So what was it? Some 48 years after the event, this remains a mystery. Judging by the recollections of some of the witnesses in the documentary Westall '66: A Suburban UFO Mystery, it sure as hell wasn’t a weather balloon or experimental aircraft like they were told. But they soon realised that if they talked about it, they’d be considered crazy.

These drawings are stills from the evocative animated sequences by artist Lee Whitmore that illustrate some of the recollections recounted in the documentary Westall '66: A Suburban UFO Mystery
Immediately after the event, the school principal called an assembly, where he told the students that all they'd seen was a weather balloon. He banned them from speaking to the journalists that had congregated outside (although some did) – and as a result, there wasn’t a lot of media coverage. Channel 9 news reported on it at the time, but the film has since gone missing.

Local newspaper The Dandenong Journal ran a couple of stories, but never got to the bottom of it:
"The Dandenong Journal - 1966 14th Apr - page 1" by Photo or scan of newspaper page, and intellectual property owned by The Herald and Weekly Times Ltd, News_Corporation. Licensed under Fair use of copyrighted material in the context of The Herald and Weekly Times Ltd via Wikipedia -

Not wanting to come across like a crackpot is a powerful motivator to shut your trap for most people; even more so for adolescents, I guess, at that stage of life where you just want to fit in. But even teachers felt the pressure. One was visited by some mysterious government types who told him that if he didn’t keep quiet, they’d spread rumours that he was an alcoholic. Another, who’d taken photos of the flying saucer, had her camera confiscated.

Westall '66 gives the witnesses a chance to speak about the incident without fear of judgement. Not all the stories are consistent: some mention seeing two flying saucers; others remember the UFO playing a game of cat and mouse with a group of small airplanes. Some recall getting so close to the craft that they could feel the heat emanating from it. Others remember a large circular imprint of flattened grass where the object had landed. There's even talk of a girl called Tania who got to Grange Reserve first, fainted, was taken off in an ambulance and never seen again.

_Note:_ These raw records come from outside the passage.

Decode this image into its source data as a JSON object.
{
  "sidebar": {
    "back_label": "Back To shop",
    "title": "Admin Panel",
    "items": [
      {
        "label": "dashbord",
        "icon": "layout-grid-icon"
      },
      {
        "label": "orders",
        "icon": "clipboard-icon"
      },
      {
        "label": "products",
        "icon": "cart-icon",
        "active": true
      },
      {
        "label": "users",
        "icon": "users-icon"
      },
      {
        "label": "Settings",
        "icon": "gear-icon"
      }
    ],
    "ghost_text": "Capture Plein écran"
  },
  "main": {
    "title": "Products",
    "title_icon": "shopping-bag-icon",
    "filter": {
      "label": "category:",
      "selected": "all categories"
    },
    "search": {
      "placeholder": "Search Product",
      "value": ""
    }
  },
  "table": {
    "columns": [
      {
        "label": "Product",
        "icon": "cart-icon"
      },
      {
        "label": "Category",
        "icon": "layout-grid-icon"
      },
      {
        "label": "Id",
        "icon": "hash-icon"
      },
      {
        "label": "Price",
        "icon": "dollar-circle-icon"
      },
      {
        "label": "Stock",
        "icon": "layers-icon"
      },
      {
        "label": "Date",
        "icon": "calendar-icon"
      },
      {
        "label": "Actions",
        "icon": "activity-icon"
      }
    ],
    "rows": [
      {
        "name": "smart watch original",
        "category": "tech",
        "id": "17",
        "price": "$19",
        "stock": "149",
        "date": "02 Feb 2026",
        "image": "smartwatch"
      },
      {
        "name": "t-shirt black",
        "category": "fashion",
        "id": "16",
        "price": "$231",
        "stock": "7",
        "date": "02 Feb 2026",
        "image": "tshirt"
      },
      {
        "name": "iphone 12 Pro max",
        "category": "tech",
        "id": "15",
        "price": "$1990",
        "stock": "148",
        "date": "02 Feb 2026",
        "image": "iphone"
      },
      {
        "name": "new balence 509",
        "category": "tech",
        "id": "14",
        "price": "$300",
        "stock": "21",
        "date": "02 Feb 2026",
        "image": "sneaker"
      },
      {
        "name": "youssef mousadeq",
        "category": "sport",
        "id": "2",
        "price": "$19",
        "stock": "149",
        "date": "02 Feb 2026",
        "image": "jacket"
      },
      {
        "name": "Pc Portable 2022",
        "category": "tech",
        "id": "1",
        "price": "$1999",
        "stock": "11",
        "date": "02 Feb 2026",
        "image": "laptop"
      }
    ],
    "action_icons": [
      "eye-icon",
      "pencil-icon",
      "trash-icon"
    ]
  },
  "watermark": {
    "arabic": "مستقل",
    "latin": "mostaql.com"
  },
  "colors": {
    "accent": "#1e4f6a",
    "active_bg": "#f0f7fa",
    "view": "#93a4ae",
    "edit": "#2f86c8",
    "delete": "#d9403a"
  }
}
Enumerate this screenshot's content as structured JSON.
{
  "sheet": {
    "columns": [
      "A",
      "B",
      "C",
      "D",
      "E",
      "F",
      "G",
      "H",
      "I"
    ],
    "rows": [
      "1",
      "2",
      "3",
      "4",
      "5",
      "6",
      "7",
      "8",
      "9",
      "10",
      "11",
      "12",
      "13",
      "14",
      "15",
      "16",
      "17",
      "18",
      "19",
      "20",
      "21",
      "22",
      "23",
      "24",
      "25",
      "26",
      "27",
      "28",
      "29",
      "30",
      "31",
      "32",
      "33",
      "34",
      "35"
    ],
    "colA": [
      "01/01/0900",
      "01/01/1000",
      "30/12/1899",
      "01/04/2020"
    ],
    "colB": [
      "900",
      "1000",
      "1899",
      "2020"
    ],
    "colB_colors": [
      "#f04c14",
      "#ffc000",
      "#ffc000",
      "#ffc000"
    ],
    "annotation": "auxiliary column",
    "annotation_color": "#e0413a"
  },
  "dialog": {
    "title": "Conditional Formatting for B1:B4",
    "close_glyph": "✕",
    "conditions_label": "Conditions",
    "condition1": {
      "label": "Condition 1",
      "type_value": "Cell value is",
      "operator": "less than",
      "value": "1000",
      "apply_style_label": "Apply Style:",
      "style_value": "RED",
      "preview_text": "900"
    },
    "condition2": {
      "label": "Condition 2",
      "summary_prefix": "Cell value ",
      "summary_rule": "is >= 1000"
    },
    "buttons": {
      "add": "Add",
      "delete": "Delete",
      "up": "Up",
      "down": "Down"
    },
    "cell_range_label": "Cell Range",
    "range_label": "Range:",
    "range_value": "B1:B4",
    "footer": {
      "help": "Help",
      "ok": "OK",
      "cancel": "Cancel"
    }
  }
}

Cover illustration from The Clayton Calendar, a school publication from the time
In the days that followed, students and other locals saw official-looking men in suits at the site of the UFO landing and at the school, but nobody knows who they were associated with. The Australian military? The US military? ASIO? Researchers into the event have come up against a brick wall in terms of archived documents or reports; even the RAAF’s records of UFOs for 1966 don’t mention Westall.

Fascinating stuff. 
There is now an extraterrestrial-themed kids' playground at The Grange, complete with flying saucer! (Pic: Weekend Notes, Melbourne)
And the theories keep coming. Just last month in The Herald Sun, there was an article claiming that the silver disc seen by the Westall students all those years ago was in fact a special silver balloon used to test radiation levels post-Maralinga, which had blown off-course after being launched from Mildura.

While I couldn’t possibly do justice to the quirks and convolutions of this confounding slice of Melburnian history in one blog post, I can definitely recommend the documentary, following researcher Shane Ryan's quest to uncover the truth. Spoiler alert: he doesn't.
These witnesses are definitely not crazy. The official cover-up is like a plot from the X-Files. And I simply can’t get Creedence Clearwater Revival’s “It Came Out of the Sky” out of my head…


  1. Maybe it was a secret US military craft, under experimentation in Australia during the war.

  2. HI Peter, yeah, that seems like a fairly reasonable possibility, considering that there were US military personnel here at the time, but don't you think it's odd that no official documentation has been found about it?